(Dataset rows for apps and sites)
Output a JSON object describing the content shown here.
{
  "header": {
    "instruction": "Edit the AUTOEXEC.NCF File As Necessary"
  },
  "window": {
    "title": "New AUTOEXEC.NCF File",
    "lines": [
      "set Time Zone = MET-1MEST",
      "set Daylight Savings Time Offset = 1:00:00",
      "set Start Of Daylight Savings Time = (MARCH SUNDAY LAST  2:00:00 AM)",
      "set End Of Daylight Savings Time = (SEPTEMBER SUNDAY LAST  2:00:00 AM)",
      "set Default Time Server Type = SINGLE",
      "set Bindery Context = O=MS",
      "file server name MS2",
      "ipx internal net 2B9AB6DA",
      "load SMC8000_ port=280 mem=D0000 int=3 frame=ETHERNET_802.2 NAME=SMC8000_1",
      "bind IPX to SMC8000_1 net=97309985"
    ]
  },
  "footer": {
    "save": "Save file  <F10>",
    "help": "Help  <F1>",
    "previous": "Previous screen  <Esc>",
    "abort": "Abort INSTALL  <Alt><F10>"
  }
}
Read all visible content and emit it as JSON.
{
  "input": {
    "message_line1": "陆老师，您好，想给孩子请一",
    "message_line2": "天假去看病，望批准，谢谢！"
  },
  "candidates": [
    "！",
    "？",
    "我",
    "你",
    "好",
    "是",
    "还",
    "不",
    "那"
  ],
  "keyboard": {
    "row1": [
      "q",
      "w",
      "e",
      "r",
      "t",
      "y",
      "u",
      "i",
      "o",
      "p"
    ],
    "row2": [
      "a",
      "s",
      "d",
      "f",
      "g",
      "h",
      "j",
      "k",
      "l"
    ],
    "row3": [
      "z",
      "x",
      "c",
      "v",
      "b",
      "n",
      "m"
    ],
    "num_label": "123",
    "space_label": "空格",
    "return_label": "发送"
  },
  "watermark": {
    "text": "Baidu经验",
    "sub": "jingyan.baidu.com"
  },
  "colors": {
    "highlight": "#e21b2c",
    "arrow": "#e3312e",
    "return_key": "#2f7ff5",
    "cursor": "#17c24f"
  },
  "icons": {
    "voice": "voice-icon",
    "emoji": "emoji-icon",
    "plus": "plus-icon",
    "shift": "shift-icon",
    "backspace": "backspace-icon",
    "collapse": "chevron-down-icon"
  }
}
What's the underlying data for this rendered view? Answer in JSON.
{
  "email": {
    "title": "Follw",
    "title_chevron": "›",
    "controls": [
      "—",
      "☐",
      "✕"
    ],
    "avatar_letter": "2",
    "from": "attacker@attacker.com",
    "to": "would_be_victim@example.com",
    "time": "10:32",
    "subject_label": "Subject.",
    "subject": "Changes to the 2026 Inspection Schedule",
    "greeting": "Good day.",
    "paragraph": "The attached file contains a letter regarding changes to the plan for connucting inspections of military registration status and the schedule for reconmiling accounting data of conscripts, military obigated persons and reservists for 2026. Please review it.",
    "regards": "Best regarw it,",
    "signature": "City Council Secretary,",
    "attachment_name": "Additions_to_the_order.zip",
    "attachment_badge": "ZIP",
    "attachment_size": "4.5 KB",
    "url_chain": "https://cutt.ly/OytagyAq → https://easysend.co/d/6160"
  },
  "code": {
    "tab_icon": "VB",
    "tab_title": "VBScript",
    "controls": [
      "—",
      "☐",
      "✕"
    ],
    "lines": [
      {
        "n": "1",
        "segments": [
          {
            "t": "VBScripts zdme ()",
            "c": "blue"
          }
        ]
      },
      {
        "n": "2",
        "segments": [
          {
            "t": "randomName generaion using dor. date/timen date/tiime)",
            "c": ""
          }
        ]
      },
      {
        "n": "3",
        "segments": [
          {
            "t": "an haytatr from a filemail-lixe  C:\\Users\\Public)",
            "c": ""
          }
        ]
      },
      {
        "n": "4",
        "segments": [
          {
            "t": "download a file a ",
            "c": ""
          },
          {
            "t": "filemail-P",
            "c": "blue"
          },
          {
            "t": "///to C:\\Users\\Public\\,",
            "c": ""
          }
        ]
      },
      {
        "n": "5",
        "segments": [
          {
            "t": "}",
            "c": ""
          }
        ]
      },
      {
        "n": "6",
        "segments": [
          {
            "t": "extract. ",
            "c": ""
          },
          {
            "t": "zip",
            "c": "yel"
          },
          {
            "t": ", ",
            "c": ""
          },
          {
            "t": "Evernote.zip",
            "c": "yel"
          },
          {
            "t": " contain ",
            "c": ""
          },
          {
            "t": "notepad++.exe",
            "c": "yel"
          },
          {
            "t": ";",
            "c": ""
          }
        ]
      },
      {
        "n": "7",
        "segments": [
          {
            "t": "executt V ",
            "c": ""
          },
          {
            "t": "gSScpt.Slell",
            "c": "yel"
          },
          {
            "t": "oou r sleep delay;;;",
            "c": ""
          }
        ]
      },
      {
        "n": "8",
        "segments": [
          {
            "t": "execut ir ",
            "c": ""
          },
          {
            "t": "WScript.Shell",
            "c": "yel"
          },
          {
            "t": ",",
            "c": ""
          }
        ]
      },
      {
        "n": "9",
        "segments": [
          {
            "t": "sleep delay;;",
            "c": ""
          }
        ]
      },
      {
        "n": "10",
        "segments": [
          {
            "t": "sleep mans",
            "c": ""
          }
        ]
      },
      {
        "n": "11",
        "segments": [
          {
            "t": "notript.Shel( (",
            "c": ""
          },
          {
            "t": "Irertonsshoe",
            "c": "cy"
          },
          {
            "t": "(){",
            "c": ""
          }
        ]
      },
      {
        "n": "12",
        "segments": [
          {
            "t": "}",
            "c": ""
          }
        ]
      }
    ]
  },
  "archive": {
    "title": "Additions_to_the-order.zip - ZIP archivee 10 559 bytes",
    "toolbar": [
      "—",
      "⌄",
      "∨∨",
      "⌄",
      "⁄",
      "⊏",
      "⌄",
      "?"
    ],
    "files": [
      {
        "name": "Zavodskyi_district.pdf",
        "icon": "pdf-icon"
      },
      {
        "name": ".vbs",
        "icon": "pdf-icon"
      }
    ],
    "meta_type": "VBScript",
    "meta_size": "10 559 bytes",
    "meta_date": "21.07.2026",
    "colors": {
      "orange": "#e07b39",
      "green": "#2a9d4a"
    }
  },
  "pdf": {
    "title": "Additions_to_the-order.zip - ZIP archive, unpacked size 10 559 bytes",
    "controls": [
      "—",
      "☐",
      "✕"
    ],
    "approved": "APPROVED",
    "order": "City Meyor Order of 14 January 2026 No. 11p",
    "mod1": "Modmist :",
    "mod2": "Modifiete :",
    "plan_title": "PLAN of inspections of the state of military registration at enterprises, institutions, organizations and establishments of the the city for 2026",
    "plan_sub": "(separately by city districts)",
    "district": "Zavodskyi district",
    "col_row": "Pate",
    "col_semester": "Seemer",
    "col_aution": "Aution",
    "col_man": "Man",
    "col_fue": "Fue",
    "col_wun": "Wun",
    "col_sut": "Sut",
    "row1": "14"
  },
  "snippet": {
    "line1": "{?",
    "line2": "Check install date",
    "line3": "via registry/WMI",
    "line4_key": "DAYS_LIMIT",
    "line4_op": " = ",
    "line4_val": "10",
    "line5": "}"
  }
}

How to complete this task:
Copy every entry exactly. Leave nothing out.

Task solution:
Output a JSON object describing the content shown here.
{
  "header": {
    "instruction": "Edit the AUTOEXEC.NCF File As Necessary"
  },
  "window": {
    "title": "New AUTOEXEC.NCF File",
    "lines": [
      "set Time Zone = MET-1MEST",
      "set Daylight Savings Time Offset = 1:00:00",
      "set Start Of Daylight Savings Time = (MARCH SUNDAY LAST  2:00:00 AM)",
      "set End Of Daylight Savings Time = (SEPTEMBER SUNDAY LAST  2:00:00 AM)",
      "set Default Time Server Type = SINGLE",
      "set Bindery Context = O=MS",
      "file server name MS2",
      "ipx internal net 2B9AB6DA",
      "load SMC8000_ port=280 mem=D0000 int=3 frame=ETHERNET_802.2 NAME=SMC8000_1",
      "bind IPX to SMC8000_1 net=97309985"
    ]
  },
  "footer": {
    "save": "Save file  <F10>",
    "help": "Help  <F1>",
    "previous": "Previous screen  <Esc>",
    "abort": "Abort INSTALL  <Alt><F10>"
  }
}
Read all visible content and emit it as JSON.
{
  "input": {
    "message_line1": "陆老师，您好，想给孩子请一",
    "message_line2": "天假去看病，望批准，谢谢！"
  },
  "candidates": [
    "！",
    "？",
    "我",
    "你",
    "好",
    "是",
    "还",
    "不",
    "那"
  ],
  "keyboard": {
    "row1": [
      "q",
      "w",
      "e",
      "r",
      "t",
      "y",
      "u",
      "i",
      "o",
      "p"
    ],
    "row2": [
      "a",
      "s",
      "d",
      "f",
      "g",
      "h",
      "j",
      "k",
      "l"
    ],
    "row3": [
      "z",
      "x",
      "c",
      "v",
      "b",
      "n",
      "m"
    ],
    "num_label": "123",
    "space_label": "空格",
    "return_label": "发送"
  },
  "watermark": {
    "text": "Baidu经验",
    "sub": "jingyan.baidu.com"
  },
  "colors": {
    "highlight": "#e21b2c",
    "arrow": "#e3312e",
    "return_key": "#2f7ff5",
    "cursor": "#17c24f"
  },
  "icons": {
    "voice": "voice-icon",
    "emoji": "emoji-icon",
    "plus": "plus-icon",
    "shift": "shift-icon",
    "backspace": "backspace-icon",
    "collapse": "chevron-down-icon"
  }
}
What's the underlying data for this rendered view? Answer in JSON.
{
  "email": {
    "title": "Follw",
    "title_chevron": "›",
    "controls": [
      "—",
      "☐",
      "✕"
    ],
    "avatar_letter": "2",
    "from": "attacker@attacker.com",
    "to": "would_be_victim@example.com",
    "time": "10:32",
    "subject_label": "Subject.",
    "subject": "Changes to the 2026 Inspection Schedule",
    "greeting": "Good day.",
    "paragraph": "The attached file contains a letter regarding changes to the plan for connucting inspections of military registration status and the schedule for reconmiling accounting data of conscripts, military obigated persons and reservists for 2026. Please review it.",
    "regards": "Best regarw it,",
    "signature": "City Council Secretary,",
    "attachment_name": "Additions_to_the_order.zip",
    "attachment_badge": "ZIP",
    "attachment_size": "4.5 KB",
    "url_chain": "https://cutt.ly/OytagyAq → https://easysend.co/d/6160"
  },
  "code": {
    "tab_icon": "VB",
    "tab_title": "VBScript",
    "controls": [
      "—",
      "☐",
      "✕"
    ],
    "lines": [
      {
        "n": "1",
        "segments": [
          {
            "t": "VBScripts zdme ()",
            "c": "blue"
          }
        ]
      },
      {
        "n": "2",
        "segments": [
          {
            "t": "randomName generaion using dor. date/timen date/tiime)",
            "c": ""
          }
        ]
      },
      {
        "n": "3",
        "segments": [
          {
            "t": "an haytatr from a filemail-lixe  C:\\Users\\Public)",
            "c": ""
          }
        ]
      },
      {
        "n": "4",
        "segments": [
          {
            "t": "download a file a ",
            "c": ""
          },
          {
            "t": "filemail-P",
            "c": "blue"
          },
          {
            "t": "///to C:\\Users\\Public\\,",
            "c": ""
          }
        ]
      },
      {
        "n": "5",
        "segments": [
          {
            "t": "}",
            "c": ""
          }
        ]
      },
      {
        "n": "6",
        "segments": [
          {
            "t": "extract. ",
            "c": ""
          },
          {
            "t": "zip",
            "c": "yel"
          },
          {
            "t": ", ",
            "c": ""
          },
          {
            "t": "Evernote.zip",
            "c": "yel"
          },
          {
            "t": " contain ",
            "c": ""
          },
          {
            "t": "notepad++.exe",
            "c": "yel"
          },
          {
            "t": ";",
            "c": ""
          }
        ]
      },
      {
        "n": "7",
        "segments": [
          {
            "t": "executt V ",
            "c": ""
          },
          {
            "t": "gSScpt.Slell",
            "c": "yel"
          },
          {
            "t": "oou r sleep delay;;;",
            "c": ""
          }
        ]
      },
      {
        "n": "8",
        "segments": [
          {
            "t": "execut ir ",
            "c": ""
          },
          {
            "t": "WScript.Shell",
            "c": "yel"
          },
          {
            "t": ",",
            "c": ""
          }
        ]
      },
      {
        "n": "9",
        "segments": [
          {
            "t": "sleep delay;;",
            "c": ""
          }
        ]
      },
      {
        "n": "10",
        "segments": [
          {
            "t": "sleep mans",
            "c": ""
          }
        ]
      },
      {
        "n": "11",
        "segments": [
          {
            "t": "notript.Shel( (",
            "c": ""
          },
          {
            "t": "Irertonsshoe",
            "c": "cy"
          },
          {
            "t": "(){",
            "c": ""
          }
        ]
      },
      {
        "n": "12",
        "segments": [
          {
            "t": "}",
            "c": ""
          }
        ]
      }
    ]
  },
  "archive": {
    "title": "Additions_to_the-order.zip - ZIP archivee 10 559 bytes",
    "toolbar": [
      "—",
      "⌄",
      "∨∨",
      "⌄",
      "⁄",
      "⊏",
      "⌄",
      "?"
    ],
    "files": [
      {
        "name": "Zavodskyi_district.pdf",
        "icon": "pdf-icon"
      },
      {
        "name": ".vbs",
        "icon": "pdf-icon"
      }
    ],
    "meta_type": "VBScript",
    "meta_size": "10 559 bytes",
    "meta_date": "21.07.2026",
    "colors": {
      "orange": "#e07b39",
      "green": "#2a9d4a"
    }
  },
  "pdf": {
    "title": "Additions_to_the-order.zip - ZIP archive, unpacked size 10 559 bytes",
    "controls": [
      "—",
      "☐",
      "✕"
    ],
    "approved": "APPROVED",
    "order": "City Meyor Order of 14 January 2026 No. 11p",
    "mod1": "Modmist :",
    "mod2": "Modifiete :",
    "plan_title": "PLAN of inspections of the state of military registration at enterprises, institutions, organizations and establishments of the the city for 2026",
    "plan_sub": "(separately by city districts)",
    "district": "Zavodskyi district",
    "col_row": "Pate",
    "col_semester": "Seemer",
    "col_aution": "Aution",
    "col_man": "Man",
    "col_fue": "Fue",
    "col_wun": "Wun",
    "col_sut": "Sut",
    "row1": "14"
  },
  "snippet": {
    "line1": "{?",
    "line2": "Check install date",
    "line3": "via registry/WMI",
    "line4_key": "DAYS_LIMIT",
    "line4_op": " = ",
    "line4_val": "10",
    "line5": "}"
  }
}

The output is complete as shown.